Your job is to retype all of the data word for word, leaving every image out.

○ ○ ○ ○ ○ ○ ○

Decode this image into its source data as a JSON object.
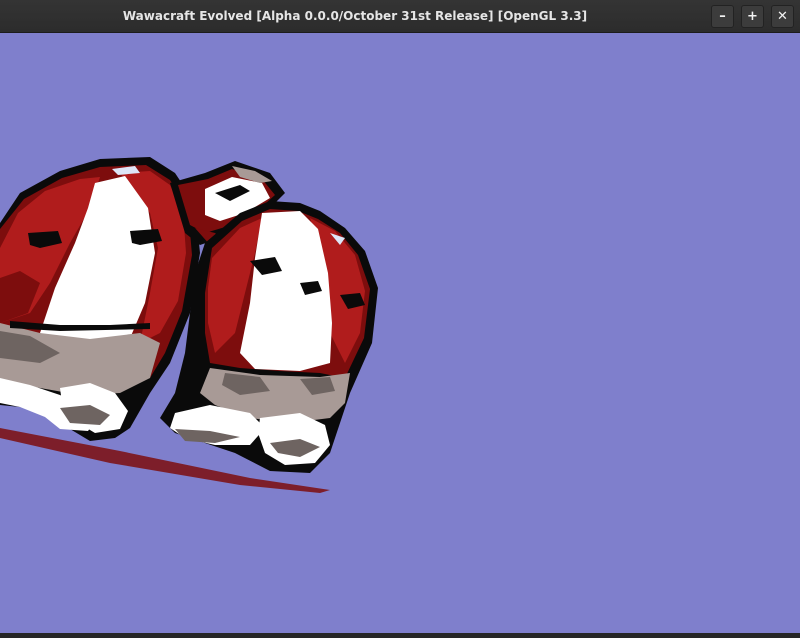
{
  "window": {
    "title": "Wawacraft Evolved [Alpha 0.0.0/October 31st Release] [OpenGL 3.3]",
    "buttons": {
      "minimize_glyph": "–",
      "maximize_glyph": "+",
      "close_glyph": "✕"
    }
  },
  "scene": {
    "sky_color": "#7f7fcc",
    "entity": "creature-model",
    "palette": {
      "red": "#b01c1c",
      "dark_red": "#7d0d0d",
      "white": "#ffffff",
      "gray": "#a89a96",
      "dark_gray": "#6e6461",
      "black": "#0a0a0a"
    }
  }
}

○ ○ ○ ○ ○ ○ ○

__Expected output__.
Decode this image into its source data as a JSON object.
{
  "window": {
    "title": "Wawacraft Evolved [Alpha 0.0.0/October 31st Release] [OpenGL 3.3]",
    "buttons": {
      "minimize_glyph": "–",
      "maximize_glyph": "+",
      "close_glyph": "✕"
    }
  },
  "scene": {
    "sky_color": "#7f7fcc",
    "entity": "creature-model",
    "palette": {
      "red": "#b01c1c",
      "dark_red": "#7d0d0d",
      "white": "#ffffff",
      "gray": "#a89a96",
      "dark_gray": "#6e6461",
      "black": "#0a0a0a"
    }
  }
}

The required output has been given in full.